Task objective: Without altering a single word, repeat the records that follow.

The data:

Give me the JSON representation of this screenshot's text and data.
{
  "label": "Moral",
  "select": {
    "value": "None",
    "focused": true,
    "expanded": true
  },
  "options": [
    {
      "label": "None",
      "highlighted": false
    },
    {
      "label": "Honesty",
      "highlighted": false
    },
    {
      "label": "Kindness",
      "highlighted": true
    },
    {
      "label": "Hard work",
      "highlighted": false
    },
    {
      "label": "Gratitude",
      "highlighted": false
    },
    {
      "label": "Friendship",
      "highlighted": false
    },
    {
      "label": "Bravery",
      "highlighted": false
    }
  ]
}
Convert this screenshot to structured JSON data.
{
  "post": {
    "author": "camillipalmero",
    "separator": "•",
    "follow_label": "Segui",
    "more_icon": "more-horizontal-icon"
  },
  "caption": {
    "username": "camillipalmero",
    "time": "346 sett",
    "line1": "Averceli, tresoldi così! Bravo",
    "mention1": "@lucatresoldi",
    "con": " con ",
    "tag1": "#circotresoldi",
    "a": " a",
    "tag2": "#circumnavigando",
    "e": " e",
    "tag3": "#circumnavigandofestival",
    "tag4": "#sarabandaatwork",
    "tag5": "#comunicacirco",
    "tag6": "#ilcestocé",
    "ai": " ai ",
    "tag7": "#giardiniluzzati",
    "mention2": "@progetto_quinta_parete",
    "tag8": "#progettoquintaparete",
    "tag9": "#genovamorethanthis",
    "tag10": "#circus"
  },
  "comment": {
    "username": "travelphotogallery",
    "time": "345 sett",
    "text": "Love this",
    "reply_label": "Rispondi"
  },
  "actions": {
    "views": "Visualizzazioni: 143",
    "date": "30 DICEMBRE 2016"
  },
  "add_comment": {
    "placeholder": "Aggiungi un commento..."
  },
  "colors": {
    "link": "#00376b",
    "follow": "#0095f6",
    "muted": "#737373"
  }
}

Expected answer:
Give me the JSON representation of this screenshot's text and data.
{
  "label": "Moral",
  "select": {
    "value": "None",
    "focused": true,
    "expanded": true
  },
  "options": [
    {
      "label": "None",
      "highlighted": false
    },
    {
      "label": "Honesty",
      "highlighted": false
    },
    {
      "label": "Kindness",
      "highlighted": true
    },
    {
      "label": "Hard work",
      "highlighted": false
    },
    {
      "label": "Gratitude",
      "highlighted": false
    },
    {
      "label": "Friendship",
      "highlighted": false
    },
    {
      "label": "Bravery",
      "highlighted": false
    }
  ]
}
Convert this screenshot to structured JSON data.
{
  "post": {
    "author": "camillipalmero",
    "separator": "•",
    "follow_label": "Segui",
    "more_icon": "more-horizontal-icon"
  },
  "caption": {
    "username": "camillipalmero",
    "time": "346 sett",
    "line1": "Averceli, tresoldi così! Bravo",
    "mention1": "@lucatresoldi",
    "con": " con ",
    "tag1": "#circotresoldi",
    "a": " a",
    "tag2": "#circumnavigando",
    "e": " e",
    "tag3": "#circumnavigandofestival",
    "tag4": "#sarabandaatwork",
    "tag5": "#comunicacirco",
    "tag6": "#ilcestocé",
    "ai": " ai ",
    "tag7": "#giardiniluzzati",
    "mention2": "@progetto_quinta_parete",
    "tag8": "#progettoquintaparete",
    "tag9": "#genovamorethanthis",
    "tag10": "#circus"
  },
  "comment": {
    "username": "travelphotogallery",
    "time": "345 sett",
    "text": "Love this",
    "reply_label": "Rispondi"
  },
  "actions": {
    "views": "Visualizzazioni: 143",
    "date": "30 DICEMBRE 2016"
  },
  "add_comment": {
    "placeholder": "Aggiungi un commento..."
  },
  "colors": {
    "link": "#00376b",
    "follow": "#0095f6",
    "muted": "#737373"
  }
}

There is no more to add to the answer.